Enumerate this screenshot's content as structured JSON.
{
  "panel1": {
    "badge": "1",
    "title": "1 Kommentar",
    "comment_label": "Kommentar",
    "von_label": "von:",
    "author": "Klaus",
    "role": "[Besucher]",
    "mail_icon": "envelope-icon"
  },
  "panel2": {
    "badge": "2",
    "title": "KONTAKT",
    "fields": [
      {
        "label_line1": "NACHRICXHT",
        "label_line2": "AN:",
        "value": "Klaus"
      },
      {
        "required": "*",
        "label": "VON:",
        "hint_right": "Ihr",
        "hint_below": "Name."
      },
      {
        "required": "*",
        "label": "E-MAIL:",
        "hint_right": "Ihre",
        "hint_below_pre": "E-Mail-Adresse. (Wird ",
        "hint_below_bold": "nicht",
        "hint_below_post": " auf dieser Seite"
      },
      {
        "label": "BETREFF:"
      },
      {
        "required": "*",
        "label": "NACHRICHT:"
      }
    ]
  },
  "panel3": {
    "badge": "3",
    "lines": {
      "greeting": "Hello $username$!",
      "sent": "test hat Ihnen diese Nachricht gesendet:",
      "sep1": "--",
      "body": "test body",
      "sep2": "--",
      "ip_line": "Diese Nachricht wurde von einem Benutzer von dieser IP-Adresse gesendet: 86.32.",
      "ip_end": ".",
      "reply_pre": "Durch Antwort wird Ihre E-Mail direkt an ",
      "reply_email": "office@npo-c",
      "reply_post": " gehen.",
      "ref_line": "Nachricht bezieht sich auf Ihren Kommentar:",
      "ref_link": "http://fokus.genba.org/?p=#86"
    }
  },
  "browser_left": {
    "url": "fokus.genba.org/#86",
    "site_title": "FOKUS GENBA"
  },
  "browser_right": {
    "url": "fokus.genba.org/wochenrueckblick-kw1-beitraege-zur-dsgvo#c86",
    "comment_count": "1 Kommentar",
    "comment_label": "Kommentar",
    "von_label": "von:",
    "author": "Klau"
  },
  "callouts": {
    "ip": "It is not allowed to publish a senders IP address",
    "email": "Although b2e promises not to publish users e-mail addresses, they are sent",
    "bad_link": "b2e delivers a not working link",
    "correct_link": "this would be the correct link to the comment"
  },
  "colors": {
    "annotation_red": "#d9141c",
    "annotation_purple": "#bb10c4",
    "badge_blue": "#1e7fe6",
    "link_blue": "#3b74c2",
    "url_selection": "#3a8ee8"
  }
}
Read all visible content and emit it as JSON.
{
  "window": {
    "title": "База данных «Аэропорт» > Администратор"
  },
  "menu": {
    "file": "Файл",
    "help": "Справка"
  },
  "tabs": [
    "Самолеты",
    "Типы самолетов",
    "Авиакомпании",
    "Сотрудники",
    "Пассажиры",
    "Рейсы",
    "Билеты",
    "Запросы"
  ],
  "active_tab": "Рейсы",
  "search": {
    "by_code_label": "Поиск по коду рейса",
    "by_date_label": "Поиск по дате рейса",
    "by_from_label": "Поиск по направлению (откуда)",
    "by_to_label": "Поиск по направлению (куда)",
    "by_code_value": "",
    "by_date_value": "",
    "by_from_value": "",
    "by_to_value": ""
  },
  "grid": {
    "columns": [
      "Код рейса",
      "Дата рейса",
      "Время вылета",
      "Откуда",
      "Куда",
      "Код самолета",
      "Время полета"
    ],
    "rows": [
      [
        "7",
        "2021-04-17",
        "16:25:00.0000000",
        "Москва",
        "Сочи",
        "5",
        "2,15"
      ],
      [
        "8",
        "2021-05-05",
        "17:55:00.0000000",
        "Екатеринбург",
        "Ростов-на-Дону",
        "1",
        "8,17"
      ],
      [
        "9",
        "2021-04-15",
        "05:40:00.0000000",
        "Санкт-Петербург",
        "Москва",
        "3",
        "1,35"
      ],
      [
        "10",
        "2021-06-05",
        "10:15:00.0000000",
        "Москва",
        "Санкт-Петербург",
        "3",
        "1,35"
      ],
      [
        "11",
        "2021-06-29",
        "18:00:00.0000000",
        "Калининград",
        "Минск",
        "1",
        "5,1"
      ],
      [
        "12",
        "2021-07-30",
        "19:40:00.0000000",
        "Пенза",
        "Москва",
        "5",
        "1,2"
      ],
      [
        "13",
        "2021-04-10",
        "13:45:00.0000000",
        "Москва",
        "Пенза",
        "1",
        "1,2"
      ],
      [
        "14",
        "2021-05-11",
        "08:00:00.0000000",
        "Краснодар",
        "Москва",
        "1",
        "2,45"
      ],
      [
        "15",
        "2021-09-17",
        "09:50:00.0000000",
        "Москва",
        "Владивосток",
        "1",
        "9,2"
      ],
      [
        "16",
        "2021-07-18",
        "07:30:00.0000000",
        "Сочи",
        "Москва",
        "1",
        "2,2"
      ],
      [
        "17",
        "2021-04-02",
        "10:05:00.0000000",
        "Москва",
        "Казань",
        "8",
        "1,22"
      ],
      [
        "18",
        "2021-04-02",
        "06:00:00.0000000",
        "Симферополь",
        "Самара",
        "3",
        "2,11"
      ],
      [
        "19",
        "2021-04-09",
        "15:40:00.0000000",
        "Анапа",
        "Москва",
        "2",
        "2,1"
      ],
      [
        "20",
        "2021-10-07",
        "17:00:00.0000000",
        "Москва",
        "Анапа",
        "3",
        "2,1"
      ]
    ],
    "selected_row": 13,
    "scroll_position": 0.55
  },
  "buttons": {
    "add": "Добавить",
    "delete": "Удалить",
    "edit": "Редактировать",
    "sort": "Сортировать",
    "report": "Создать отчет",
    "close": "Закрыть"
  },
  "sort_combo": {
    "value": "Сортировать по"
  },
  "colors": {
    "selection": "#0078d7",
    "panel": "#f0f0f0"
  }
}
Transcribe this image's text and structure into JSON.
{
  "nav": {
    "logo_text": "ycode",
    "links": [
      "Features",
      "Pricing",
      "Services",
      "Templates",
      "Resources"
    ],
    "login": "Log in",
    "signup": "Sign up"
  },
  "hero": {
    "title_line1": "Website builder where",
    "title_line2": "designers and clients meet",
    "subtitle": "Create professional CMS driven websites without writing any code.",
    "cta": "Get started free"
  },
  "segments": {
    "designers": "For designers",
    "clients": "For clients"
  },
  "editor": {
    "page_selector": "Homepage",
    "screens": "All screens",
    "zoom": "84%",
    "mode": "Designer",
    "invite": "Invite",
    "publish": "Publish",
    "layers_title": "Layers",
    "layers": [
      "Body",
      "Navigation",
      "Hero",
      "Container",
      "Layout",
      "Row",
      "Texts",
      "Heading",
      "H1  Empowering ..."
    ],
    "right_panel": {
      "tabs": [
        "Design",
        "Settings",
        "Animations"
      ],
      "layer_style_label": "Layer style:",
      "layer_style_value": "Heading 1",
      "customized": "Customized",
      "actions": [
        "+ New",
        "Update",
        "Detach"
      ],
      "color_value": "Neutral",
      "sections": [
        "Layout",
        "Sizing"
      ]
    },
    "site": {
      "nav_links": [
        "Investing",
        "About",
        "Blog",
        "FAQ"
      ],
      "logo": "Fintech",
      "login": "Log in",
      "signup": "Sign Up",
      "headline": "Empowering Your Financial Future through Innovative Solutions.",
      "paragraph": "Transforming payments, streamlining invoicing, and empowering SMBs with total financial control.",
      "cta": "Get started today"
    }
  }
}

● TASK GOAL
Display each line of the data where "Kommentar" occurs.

● PROBLEM SOLUTION
    "title": "1 Kommentar",
    "comment_label": "Kommentar",
      "ref_line": "Nachricht bezieht sich auf Ihren Kommentar:",
    "comment_count": "1 Kommentar",
    "comment_label": "Kommentar",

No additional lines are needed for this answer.